__WORK INSTRUCTIONS__.
Say how many lines in the entries below have the word "allowed" in them, giving only the number.

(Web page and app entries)
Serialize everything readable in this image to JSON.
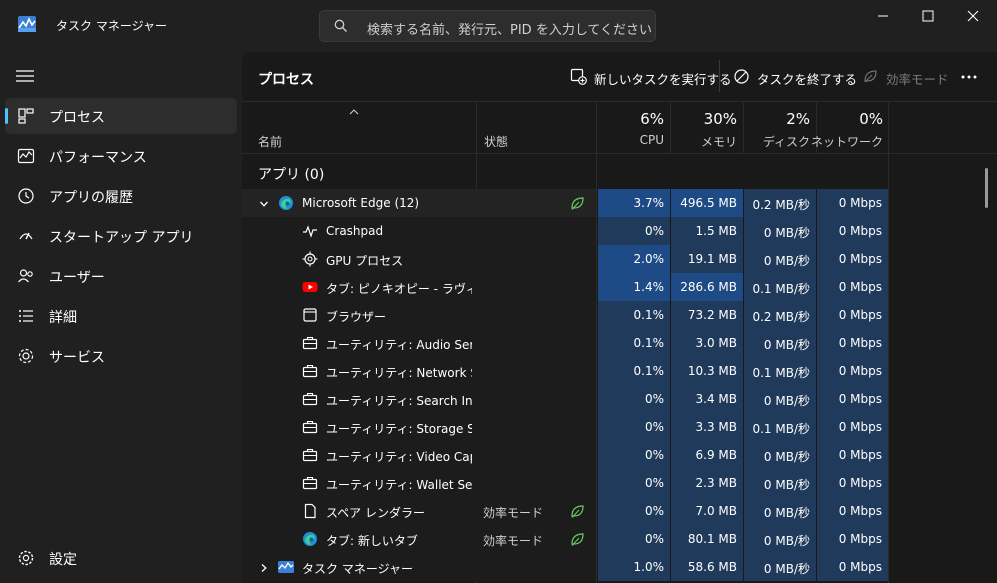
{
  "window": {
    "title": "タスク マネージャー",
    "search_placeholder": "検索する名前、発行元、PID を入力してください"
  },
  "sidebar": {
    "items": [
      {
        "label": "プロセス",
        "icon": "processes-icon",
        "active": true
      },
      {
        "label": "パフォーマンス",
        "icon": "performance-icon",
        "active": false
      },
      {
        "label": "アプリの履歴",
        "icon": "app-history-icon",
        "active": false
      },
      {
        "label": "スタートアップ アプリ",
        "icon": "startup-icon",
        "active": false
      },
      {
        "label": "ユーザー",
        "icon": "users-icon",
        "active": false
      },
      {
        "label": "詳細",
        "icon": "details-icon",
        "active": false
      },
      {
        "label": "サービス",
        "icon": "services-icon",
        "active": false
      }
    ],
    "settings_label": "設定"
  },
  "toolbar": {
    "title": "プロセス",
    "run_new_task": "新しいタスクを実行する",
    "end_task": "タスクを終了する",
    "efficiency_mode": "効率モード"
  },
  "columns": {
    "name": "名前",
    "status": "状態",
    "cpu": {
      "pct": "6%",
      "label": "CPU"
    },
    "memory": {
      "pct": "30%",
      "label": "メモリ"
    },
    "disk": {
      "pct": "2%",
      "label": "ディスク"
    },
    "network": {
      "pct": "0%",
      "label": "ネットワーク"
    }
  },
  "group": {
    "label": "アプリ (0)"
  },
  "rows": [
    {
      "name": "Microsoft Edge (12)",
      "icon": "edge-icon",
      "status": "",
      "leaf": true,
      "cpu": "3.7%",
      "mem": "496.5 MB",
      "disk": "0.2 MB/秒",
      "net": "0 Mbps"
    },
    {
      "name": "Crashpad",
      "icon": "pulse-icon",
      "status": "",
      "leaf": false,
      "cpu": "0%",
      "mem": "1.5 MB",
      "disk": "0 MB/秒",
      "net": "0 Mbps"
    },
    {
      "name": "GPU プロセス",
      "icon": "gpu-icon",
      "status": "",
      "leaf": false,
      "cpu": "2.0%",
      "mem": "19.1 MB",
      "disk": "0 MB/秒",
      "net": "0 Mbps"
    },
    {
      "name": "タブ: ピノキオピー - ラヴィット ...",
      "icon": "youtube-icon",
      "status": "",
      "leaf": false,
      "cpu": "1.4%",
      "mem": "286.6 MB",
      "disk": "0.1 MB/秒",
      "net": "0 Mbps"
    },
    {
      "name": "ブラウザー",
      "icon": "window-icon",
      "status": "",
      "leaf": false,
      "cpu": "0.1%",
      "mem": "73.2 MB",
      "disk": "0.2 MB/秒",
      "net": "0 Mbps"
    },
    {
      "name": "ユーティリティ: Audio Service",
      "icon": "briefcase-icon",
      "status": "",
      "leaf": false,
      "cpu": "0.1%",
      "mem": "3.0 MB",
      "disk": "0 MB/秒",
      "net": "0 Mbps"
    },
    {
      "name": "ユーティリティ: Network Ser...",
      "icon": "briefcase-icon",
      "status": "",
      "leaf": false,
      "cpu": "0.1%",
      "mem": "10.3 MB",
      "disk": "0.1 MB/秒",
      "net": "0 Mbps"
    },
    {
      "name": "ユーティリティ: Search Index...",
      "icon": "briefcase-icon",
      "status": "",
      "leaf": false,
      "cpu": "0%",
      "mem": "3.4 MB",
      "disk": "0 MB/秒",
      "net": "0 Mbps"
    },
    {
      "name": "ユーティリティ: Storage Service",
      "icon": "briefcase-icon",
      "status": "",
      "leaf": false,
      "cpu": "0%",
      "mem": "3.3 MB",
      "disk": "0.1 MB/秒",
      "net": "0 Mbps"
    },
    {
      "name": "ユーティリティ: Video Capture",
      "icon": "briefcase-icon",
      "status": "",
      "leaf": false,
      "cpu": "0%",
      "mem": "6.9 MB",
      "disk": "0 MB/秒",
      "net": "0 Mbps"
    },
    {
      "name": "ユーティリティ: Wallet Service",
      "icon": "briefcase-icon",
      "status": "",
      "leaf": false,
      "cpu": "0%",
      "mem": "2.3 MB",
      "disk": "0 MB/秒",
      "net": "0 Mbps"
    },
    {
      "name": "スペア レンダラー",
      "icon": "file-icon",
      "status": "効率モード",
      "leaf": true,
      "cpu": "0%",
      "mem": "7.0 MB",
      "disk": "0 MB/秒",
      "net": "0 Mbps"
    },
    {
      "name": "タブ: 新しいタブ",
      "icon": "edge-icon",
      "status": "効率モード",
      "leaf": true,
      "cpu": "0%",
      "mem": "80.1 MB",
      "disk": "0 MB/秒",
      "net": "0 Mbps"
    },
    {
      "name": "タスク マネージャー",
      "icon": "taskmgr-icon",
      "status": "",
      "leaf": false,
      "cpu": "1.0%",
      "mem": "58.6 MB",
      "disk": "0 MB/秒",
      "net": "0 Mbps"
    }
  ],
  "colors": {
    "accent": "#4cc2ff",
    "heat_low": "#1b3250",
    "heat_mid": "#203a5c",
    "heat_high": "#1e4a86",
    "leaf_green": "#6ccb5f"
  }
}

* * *

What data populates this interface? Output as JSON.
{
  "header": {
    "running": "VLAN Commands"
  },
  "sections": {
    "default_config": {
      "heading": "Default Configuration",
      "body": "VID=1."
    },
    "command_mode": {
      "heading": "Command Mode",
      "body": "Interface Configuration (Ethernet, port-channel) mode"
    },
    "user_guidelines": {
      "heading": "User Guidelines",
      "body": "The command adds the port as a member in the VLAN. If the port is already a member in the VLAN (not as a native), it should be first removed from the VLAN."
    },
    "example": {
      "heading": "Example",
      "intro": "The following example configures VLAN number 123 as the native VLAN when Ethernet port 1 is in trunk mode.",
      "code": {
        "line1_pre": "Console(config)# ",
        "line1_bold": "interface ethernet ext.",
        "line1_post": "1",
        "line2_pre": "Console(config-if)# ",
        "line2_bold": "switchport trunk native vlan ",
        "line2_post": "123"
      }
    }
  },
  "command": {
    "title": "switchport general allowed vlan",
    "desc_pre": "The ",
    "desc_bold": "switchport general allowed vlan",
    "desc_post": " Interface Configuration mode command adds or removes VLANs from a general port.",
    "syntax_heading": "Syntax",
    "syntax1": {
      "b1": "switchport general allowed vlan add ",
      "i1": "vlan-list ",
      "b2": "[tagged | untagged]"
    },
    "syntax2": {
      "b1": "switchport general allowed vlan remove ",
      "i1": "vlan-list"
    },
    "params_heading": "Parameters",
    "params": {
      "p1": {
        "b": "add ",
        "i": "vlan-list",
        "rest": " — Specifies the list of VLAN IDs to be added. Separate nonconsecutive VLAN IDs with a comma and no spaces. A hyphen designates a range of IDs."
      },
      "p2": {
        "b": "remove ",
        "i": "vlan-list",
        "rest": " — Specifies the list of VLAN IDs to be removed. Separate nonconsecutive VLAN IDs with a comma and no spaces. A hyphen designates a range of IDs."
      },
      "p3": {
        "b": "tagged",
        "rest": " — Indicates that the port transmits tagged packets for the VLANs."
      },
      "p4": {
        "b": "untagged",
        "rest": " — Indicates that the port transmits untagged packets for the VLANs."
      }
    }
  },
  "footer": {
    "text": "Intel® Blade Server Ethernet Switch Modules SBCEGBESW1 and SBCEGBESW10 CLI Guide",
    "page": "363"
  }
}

__YOUR SOLUTION__.
4